SOURCE MATERIAL:

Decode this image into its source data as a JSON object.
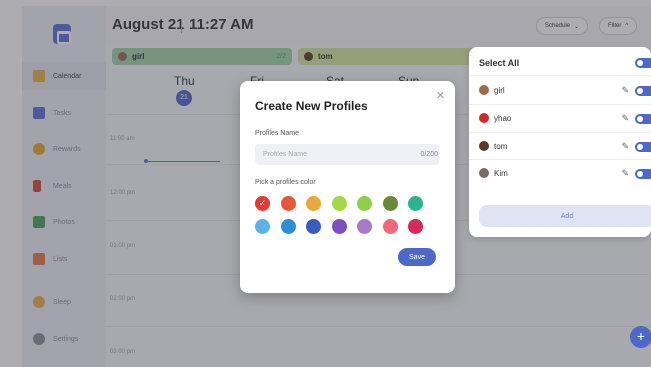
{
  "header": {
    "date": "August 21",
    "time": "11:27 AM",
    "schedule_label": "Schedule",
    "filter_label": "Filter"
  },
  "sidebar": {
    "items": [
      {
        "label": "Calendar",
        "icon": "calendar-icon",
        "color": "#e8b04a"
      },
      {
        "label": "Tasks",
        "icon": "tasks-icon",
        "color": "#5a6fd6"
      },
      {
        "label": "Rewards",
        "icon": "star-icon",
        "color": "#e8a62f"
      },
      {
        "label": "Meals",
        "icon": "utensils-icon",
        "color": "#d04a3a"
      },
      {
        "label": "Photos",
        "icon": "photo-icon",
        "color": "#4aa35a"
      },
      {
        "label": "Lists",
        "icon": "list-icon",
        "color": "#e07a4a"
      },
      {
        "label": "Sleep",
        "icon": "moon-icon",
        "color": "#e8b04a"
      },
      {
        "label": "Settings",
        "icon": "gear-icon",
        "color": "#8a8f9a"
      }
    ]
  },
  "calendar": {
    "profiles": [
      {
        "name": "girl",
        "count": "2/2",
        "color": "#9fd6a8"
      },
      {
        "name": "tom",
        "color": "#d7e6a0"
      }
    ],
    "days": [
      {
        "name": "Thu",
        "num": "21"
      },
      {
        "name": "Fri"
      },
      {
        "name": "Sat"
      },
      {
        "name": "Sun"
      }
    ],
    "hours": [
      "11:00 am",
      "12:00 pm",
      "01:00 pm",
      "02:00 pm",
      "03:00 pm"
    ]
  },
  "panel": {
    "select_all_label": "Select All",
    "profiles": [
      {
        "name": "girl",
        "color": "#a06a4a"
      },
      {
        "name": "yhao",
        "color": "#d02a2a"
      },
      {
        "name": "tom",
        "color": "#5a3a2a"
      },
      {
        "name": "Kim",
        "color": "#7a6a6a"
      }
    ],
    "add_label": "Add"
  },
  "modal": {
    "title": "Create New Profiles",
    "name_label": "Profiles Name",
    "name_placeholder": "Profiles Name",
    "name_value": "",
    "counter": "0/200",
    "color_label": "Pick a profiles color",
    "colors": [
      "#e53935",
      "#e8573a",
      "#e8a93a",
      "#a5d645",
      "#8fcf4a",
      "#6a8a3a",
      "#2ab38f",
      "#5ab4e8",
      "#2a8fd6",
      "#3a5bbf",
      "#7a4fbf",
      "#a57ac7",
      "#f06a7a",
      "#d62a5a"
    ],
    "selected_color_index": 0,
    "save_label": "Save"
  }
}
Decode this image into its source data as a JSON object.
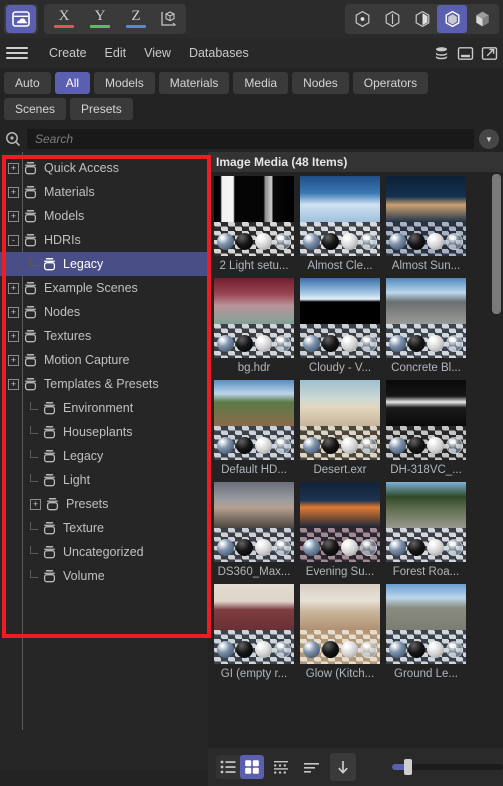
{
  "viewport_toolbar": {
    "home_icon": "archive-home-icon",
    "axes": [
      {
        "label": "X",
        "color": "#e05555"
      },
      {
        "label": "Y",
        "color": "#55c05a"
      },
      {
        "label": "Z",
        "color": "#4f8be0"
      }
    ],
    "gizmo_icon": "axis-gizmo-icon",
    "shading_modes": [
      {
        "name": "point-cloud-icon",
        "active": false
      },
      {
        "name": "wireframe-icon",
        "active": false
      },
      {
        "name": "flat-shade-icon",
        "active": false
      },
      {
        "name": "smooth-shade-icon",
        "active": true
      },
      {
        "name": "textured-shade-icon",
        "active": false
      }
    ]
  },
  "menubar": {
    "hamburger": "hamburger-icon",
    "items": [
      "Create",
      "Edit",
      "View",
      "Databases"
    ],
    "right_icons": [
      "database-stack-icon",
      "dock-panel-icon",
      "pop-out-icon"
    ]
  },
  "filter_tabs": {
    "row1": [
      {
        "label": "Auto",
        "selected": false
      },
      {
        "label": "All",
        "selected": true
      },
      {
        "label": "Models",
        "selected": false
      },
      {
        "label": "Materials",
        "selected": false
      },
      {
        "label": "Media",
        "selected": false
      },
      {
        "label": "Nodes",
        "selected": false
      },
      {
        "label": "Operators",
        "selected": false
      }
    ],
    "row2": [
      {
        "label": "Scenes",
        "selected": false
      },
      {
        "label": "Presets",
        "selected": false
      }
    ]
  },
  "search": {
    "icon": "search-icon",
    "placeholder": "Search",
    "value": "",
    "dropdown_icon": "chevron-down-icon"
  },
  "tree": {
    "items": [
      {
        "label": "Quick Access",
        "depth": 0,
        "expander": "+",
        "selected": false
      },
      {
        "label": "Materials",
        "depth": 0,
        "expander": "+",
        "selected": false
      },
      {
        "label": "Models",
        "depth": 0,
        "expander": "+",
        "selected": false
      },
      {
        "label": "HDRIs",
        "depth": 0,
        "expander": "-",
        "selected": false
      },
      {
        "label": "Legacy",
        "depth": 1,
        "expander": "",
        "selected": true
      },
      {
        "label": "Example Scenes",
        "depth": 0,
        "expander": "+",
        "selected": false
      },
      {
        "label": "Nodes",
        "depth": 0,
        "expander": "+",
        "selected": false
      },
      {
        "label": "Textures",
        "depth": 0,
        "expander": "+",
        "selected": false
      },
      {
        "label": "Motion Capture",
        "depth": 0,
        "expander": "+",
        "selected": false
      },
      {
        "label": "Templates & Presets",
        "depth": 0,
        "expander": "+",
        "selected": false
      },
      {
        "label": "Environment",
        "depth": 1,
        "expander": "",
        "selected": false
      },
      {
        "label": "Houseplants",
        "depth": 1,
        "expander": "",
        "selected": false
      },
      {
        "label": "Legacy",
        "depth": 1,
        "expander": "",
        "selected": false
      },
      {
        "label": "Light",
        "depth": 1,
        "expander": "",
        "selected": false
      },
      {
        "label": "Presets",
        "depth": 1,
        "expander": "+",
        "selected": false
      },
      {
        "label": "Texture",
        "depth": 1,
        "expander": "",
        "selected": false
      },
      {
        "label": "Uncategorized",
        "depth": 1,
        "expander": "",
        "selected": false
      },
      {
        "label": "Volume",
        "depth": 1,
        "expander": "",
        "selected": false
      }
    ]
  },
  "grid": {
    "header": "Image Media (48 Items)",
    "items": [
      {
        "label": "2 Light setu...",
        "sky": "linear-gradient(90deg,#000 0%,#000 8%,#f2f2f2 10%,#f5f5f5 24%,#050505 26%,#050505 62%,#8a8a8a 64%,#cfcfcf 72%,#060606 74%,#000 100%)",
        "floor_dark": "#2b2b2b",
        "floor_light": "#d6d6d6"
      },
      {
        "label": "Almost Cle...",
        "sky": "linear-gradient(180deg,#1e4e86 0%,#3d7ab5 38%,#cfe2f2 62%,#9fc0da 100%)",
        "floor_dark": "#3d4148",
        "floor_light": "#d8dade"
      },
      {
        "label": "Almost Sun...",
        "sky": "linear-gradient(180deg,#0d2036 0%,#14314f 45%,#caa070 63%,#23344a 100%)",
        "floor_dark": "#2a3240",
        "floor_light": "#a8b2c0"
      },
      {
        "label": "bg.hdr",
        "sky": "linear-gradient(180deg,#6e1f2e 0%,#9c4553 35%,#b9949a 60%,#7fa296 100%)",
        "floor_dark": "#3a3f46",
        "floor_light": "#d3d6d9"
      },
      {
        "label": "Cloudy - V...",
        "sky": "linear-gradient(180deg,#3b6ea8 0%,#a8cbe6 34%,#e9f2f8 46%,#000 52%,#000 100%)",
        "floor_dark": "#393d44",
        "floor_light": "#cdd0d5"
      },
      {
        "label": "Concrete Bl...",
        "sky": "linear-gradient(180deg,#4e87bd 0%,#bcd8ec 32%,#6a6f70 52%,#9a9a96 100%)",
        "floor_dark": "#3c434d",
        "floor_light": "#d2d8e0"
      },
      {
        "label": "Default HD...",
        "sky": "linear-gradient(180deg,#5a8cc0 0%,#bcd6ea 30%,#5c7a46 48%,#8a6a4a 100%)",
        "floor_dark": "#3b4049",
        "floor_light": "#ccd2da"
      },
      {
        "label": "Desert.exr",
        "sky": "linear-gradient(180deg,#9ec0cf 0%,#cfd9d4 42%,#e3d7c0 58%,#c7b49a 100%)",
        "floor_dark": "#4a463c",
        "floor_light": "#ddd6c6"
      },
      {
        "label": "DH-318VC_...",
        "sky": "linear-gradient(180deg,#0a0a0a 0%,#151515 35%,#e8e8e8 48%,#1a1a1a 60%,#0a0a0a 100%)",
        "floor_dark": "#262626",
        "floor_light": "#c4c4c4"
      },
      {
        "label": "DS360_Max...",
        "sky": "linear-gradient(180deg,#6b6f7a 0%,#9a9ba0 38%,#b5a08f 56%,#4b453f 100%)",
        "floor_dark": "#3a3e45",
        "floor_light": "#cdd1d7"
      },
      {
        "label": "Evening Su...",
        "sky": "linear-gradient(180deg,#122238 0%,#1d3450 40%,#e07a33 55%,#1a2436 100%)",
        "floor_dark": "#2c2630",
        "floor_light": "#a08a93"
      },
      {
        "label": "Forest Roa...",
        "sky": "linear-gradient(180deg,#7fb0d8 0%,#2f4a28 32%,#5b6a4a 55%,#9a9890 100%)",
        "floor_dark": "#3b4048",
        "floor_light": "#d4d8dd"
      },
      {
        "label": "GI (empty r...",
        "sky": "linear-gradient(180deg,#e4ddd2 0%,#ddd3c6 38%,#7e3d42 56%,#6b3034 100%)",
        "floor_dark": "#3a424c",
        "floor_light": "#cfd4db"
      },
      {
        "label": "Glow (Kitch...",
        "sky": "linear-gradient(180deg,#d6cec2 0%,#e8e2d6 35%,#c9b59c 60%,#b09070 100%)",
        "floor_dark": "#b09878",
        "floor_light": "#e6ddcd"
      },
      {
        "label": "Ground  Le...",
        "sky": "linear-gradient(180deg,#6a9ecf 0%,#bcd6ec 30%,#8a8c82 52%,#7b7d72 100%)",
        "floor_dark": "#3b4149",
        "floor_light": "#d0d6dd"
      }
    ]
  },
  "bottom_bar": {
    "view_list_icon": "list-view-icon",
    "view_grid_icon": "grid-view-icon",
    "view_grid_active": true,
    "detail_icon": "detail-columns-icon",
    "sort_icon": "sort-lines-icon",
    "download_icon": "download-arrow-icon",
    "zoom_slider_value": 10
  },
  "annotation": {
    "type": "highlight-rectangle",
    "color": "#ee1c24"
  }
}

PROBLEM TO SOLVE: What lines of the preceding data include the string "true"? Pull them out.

REPLY:
        "active": true
        "selected": true
        "selected": true
    "view_grid_active": true,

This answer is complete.